The villagers speak Spanish and allude subtly to dispossession, violence, and the environmental degradation associated with settler colonialism. Basham studied under the award-winning Cheyenne and Arapaho writer Tommy Orange at the Institute of American Indian Arts. Orange surely inspired and encouraged Basham to write his debut novel, which can be read as an elegy for past generations of Native peoples. But stylistically, Basham owes more to the prolific Spokane author Sherman Alexie, whose comic sensibility and interest in Native mythology abound on every page of Swim Home (Alexie resigned as an independent contractor with the Institute of American Indian Arts in the wake of sexual harassment allegations in 2018). Basham’s novel reminded me of Alexie’s story, “The Toughest Indian in the World,” which uses salmon motifs to convey reverence and nostalgia for cultural myths, echoing Damien’s transformation into a fish and Basham’s interest in cultural evolution. Basham identifies as Diné, or Navajo, and grew up on or near the Navajo Nation in Arizona. In a recent interview for the Navajo Times, he spells out one of his goals as a writer: “I’m trying to remind Americans [that Native people are] still here. We’re present-tense Indians. I’m battling mythologies while creating new ones.”

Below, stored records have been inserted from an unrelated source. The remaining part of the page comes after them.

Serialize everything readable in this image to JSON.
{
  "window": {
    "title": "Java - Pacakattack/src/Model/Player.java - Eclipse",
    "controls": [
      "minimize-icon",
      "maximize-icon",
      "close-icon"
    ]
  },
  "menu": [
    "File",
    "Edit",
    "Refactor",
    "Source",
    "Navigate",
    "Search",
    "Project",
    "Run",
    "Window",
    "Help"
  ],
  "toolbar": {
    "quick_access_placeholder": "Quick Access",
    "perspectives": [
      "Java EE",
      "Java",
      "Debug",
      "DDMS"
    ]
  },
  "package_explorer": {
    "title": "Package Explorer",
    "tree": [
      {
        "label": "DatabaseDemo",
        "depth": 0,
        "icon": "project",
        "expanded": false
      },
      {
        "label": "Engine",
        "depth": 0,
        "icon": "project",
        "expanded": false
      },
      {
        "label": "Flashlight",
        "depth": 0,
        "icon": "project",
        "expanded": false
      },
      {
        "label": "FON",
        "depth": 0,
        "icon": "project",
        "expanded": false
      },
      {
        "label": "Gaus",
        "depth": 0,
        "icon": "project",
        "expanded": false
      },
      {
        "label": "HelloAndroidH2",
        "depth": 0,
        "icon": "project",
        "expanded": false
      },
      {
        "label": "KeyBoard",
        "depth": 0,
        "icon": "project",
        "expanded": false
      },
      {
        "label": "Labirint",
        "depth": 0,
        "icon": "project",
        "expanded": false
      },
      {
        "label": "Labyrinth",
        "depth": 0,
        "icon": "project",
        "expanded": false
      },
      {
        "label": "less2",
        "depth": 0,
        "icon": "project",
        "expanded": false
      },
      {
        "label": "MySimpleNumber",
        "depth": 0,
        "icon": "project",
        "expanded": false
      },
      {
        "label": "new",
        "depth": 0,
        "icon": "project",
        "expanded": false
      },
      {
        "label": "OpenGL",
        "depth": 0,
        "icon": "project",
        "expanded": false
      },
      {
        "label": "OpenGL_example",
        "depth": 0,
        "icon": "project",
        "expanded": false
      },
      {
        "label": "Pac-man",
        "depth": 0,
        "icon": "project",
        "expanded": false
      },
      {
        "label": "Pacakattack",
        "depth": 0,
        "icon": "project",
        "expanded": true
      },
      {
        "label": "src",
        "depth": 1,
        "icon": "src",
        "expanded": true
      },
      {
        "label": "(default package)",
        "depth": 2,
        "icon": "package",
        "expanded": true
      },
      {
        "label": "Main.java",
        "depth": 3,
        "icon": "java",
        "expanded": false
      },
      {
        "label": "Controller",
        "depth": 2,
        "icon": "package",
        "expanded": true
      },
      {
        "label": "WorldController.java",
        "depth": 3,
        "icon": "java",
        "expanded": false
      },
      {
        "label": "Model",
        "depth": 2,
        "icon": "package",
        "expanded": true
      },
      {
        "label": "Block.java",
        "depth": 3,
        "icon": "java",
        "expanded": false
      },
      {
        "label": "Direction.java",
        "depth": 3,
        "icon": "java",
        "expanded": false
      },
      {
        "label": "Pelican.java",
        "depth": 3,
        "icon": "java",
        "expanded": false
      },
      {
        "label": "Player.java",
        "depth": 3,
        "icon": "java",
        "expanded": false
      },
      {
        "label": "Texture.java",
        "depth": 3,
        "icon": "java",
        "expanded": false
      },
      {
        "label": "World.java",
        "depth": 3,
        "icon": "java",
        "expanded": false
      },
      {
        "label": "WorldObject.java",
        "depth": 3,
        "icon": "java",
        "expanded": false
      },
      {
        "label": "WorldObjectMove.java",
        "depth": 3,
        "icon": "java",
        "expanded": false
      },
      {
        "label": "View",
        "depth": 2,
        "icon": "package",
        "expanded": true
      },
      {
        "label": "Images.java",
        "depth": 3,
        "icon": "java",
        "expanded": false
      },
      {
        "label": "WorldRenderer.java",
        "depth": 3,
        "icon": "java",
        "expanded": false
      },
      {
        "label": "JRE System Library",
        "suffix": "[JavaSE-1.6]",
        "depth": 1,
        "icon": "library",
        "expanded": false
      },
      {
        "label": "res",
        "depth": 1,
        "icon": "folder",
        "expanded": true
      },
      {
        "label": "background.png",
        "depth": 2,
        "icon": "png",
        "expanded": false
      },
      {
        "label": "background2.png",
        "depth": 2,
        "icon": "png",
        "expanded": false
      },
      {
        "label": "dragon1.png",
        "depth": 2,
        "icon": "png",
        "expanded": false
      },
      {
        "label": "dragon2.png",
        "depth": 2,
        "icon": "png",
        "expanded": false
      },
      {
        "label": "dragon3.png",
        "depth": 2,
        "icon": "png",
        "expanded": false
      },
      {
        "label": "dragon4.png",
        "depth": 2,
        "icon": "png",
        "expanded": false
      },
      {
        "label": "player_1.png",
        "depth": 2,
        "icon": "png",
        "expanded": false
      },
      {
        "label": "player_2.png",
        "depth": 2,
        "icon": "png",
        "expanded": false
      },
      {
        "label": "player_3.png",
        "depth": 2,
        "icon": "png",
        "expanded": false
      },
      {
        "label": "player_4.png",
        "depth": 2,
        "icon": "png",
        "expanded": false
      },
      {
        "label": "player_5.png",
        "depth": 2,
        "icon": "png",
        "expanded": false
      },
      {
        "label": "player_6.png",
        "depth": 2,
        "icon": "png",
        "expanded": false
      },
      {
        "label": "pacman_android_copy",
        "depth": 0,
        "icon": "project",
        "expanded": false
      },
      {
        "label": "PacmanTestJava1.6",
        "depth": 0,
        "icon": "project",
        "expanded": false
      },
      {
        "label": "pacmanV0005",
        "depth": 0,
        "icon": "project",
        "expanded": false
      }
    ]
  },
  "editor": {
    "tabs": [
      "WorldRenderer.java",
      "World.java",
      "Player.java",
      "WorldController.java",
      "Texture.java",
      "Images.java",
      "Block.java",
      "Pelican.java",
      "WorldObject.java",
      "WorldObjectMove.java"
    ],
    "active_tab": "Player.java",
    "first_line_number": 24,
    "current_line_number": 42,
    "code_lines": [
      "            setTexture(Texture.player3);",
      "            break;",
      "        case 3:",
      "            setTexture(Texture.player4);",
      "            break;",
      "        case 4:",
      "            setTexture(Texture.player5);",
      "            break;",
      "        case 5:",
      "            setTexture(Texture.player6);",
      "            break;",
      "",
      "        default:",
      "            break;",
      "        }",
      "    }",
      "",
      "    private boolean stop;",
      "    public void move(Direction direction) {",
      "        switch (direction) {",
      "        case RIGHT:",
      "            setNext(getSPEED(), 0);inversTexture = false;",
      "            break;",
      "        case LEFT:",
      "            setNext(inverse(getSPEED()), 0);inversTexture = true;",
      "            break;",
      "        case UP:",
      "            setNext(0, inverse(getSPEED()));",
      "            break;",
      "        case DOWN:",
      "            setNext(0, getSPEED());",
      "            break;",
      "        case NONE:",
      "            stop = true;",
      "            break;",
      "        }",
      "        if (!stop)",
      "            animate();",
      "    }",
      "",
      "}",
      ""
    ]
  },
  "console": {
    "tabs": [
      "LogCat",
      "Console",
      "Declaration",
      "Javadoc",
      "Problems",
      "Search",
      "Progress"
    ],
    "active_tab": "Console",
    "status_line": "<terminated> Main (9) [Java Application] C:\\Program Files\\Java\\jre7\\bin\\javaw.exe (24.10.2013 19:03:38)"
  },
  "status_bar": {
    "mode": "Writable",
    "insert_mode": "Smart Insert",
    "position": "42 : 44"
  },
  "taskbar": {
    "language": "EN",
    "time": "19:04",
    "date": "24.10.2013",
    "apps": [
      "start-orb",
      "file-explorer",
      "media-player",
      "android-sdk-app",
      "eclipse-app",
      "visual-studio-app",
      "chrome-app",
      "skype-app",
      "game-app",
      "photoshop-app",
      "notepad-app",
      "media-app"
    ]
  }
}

Imagistic, alliterative sentences remind us that Basham first published as a poet, and Swim Home serves as a natural extension of his poetic bent. This is a book of prose poetry, concerned less with plot and novelistic conventions than with emotional resonance. When we consider Swim Home in this context, some of the more baffling moments take on greater meaning—they function less at face value and more as thematic statements. Sister Marta displays “segmented legs” and “furry” hands but behaves like a person. She is both human and insect at once, a shapeshifter like her mother Ana María, who Basham first describes as a “woman with overbaked skin, fat but spritely,” and later as having a third eyelid, like a caiman lizard. We are left to wonder if their creaturely characteristics are visible to all the villagers or to Damien alone.

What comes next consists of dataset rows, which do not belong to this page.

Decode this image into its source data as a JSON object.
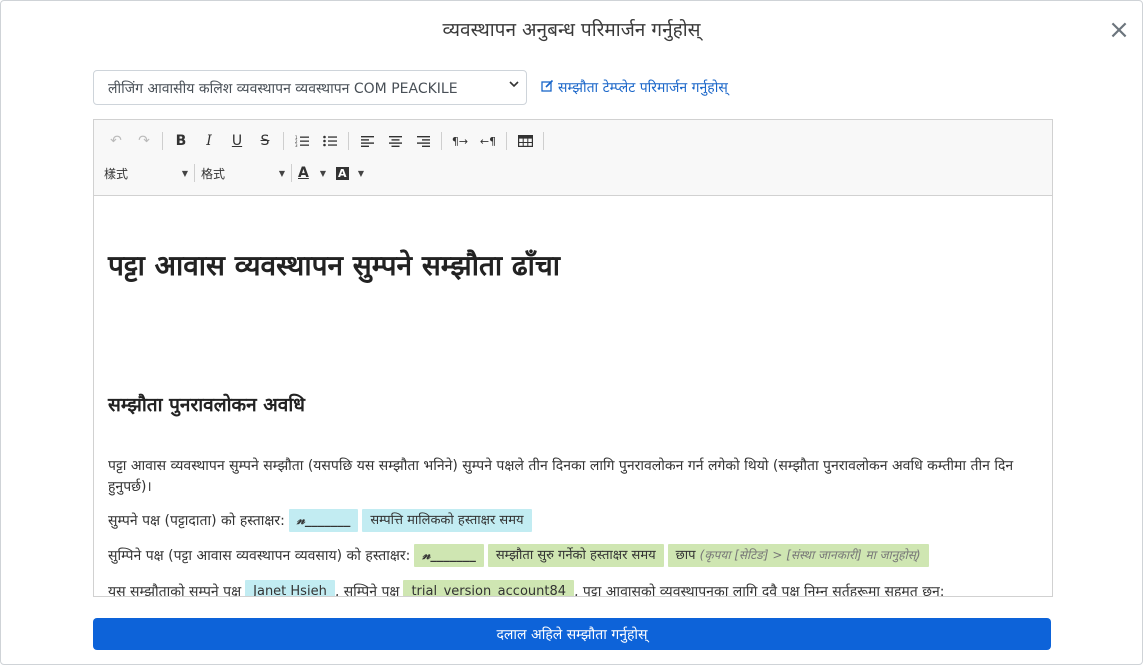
{
  "modal": {
    "title": "व्यवस्थापन अनुबन्ध परिमार्जन गर्नुहोस्",
    "close_label": "×"
  },
  "template_select": {
    "selected": "लीजिंग आवासीय कलिश व्यवस्थापन व्यवस्थापन COM PEACKILE"
  },
  "edit_template_link": {
    "label": "सम्झौता टेम्प्लेट परिमार्जन गर्नुहोस्"
  },
  "toolbar": {
    "undo_icon": "↶",
    "redo_icon": "↷",
    "bold": "B",
    "italic": "I",
    "underline": "U",
    "strike": "S",
    "ol_icon": "≡",
    "ul_icon": "≔",
    "align_left_icon": "≡",
    "align_center_icon": "≡",
    "align_right_icon": "≡",
    "ltr_icon": "¶→",
    "rtl_icon": "←¶",
    "table_icon": "⊞",
    "style_label": "樣式",
    "format_label": "格式",
    "text_color_label": "A",
    "bg_color_label": "A"
  },
  "document": {
    "heading": "पट्टा आवास व्यवस्थापन सुम्पने सम्झौता ढाँचा",
    "section_heading": "सम्झौता पुनरावलोकन अवधि",
    "paragraph": "पट्टा आवास व्यवस्थापन सुम्पने सम्झौता (यसपछि यस सम्झौता भनिने) सुम्पने पक्षले तीन दिनका लागि पुनरावलोकन गर्न लगेको थियो (सम्झौता पुनरावलोकन अवधि कम्तीमा तीन दिन हुनुपर्छ)।",
    "line1": {
      "label": "सुम्पने पक्ष (पट्टादाता) को हस्ताक्षर:",
      "signature": "𝓃_______",
      "time_chip": "सम्पत्ति मालिकको हस्ताक्षर समय"
    },
    "line2": {
      "label": "सुम्पिने पक्ष (पट्टा आवास व्यवस्थापन व्यवसाय) को हस्ताक्षर:",
      "signature": "𝓃_______",
      "time_chip": "सम्झौता सुरु गर्नेको हस्ताक्षर समय",
      "stamp_label": "छाप",
      "stamp_hint": "(कृपया [सेटिङ] > [संस्था जानकारी] मा जानुहोस्)"
    },
    "line3": {
      "prefix": "यस सम्झौताको सम्पने पक्ष",
      "party1": "Janet Hsieh",
      "middle": ", सम्पिने पक्ष",
      "party2": "trial_version_account84",
      "suffix": ", पट्टा आवासको व्यवस्थापनका लागि दवै पक्ष निम्न सर्तहरूमा सहमत छन्:"
    }
  },
  "submit_button": {
    "label": "दलाल अहिले सम्झौता गर्नुहोस्"
  },
  "colors": {
    "primary": "#0d63d9",
    "link": "#1a66c9",
    "chip_blue": "#c2ecf2",
    "chip_green": "#cfe6b2"
  }
}
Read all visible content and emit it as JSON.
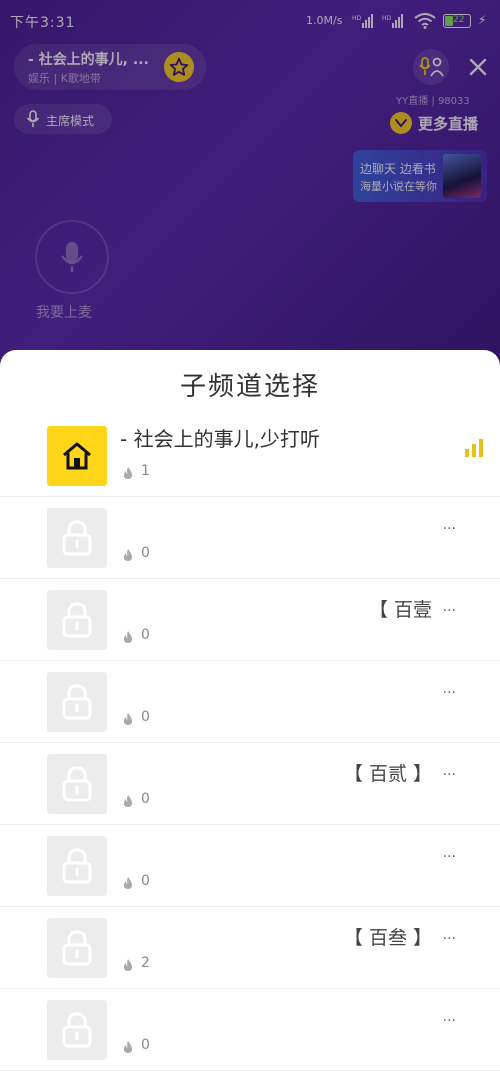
{
  "status_bar": {
    "time": "下午3:31",
    "network_speed": "1.0M/s",
    "sim1": "HD",
    "sim2": "HD",
    "battery": "22"
  },
  "room": {
    "title": "- 社会上的事儿, ...",
    "subtitle": "娱乐 | K歌地带"
  },
  "mode_button": "主席模式",
  "yy_info": "YY直播 | 98033",
  "more_live": "更多直播",
  "ad": {
    "line1": "边聊天 边看书",
    "line2": "海量小说在等你"
  },
  "mic_label": "我要上麦",
  "sheet": {
    "title": "子频道选择",
    "rows": [
      {
        "name": "- 社会上的事儿,少打听",
        "count": "1",
        "locked": false,
        "ellipsis": ""
      },
      {
        "name": "",
        "count": "0",
        "locked": true,
        "ellipsis": "..."
      },
      {
        "name": "【 百壹",
        "count": "0",
        "locked": true,
        "ellipsis": "..."
      },
      {
        "name": "",
        "count": "0",
        "locked": true,
        "ellipsis": "..."
      },
      {
        "name": "【 百贰 】",
        "count": "0",
        "locked": true,
        "ellipsis": "..."
      },
      {
        "name": "",
        "count": "0",
        "locked": true,
        "ellipsis": "..."
      },
      {
        "name": "【 百叁 】",
        "count": "2",
        "locked": true,
        "ellipsis": "..."
      },
      {
        "name": "",
        "count": "0",
        "locked": true,
        "ellipsis": "..."
      }
    ]
  },
  "colors": {
    "accent_yellow": "#ffd51a",
    "bg_purple": "#4a1f8f"
  }
}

Basham’s playfulness shines through in his experimentation with perspective. He switches from one character’s point of view to another, often multiple times on a single page. This roving point of view becomes a double-edged sword. It provides insights into various characters’ thoughts and motivations in real time. However, the sudden shifts are disorienting, and they distance us from Damien. Basham seems to blink and shrink away from Damien’s point of view at times when a closer look at his state of mind would serve the story better.

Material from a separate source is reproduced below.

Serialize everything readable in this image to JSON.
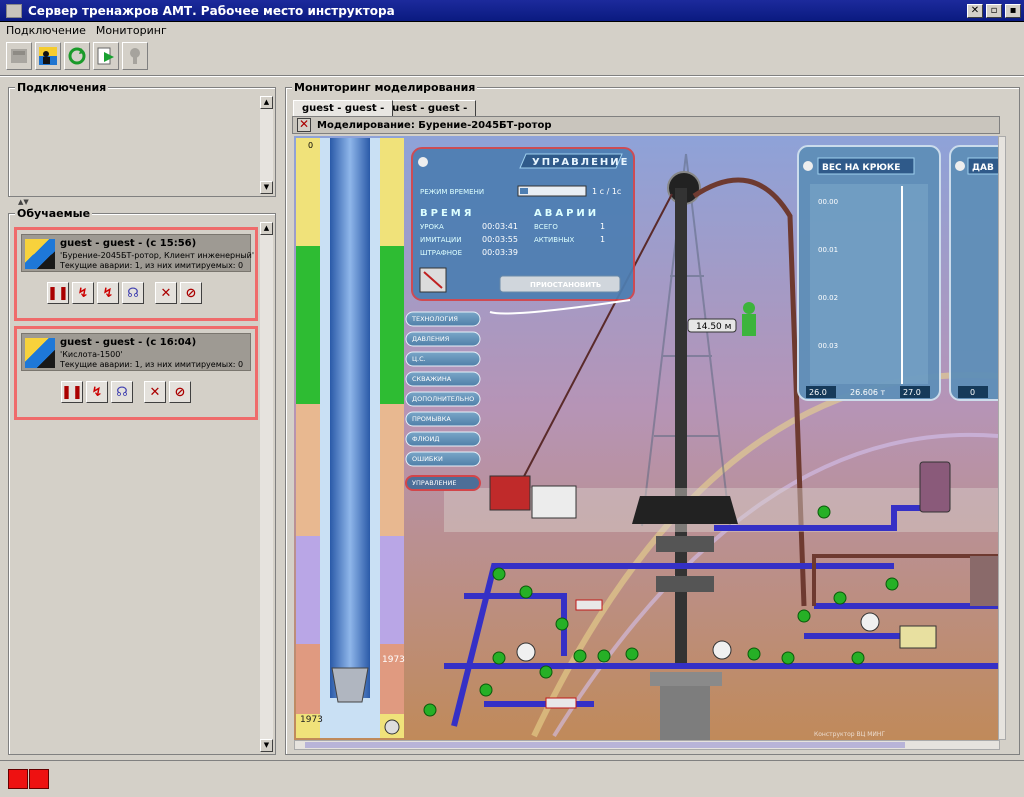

Ultimately, adventuresome readers and poetry fans will enjoy this author’s imaginative take on competing, modern mythologies about communal identity. Society has yet to come to terms with its violent past, and Basham is right to call for a collective grieving process that acknowledges and begins to heal from this painful legacy. Basham is a promising new literary voice who is just getting started.
Swim Home to the Vanished
Brendan Shay Basham
Published August 22, 2023
Max Gray's essays and criticism have appeared in the Chicago Review of Books and The Rumpus. His fiction and nonfiction have been published in Cutbank, Mount Hope, and Jelly Bucket. He is a graduate of the Rutgers-Newark MFA program.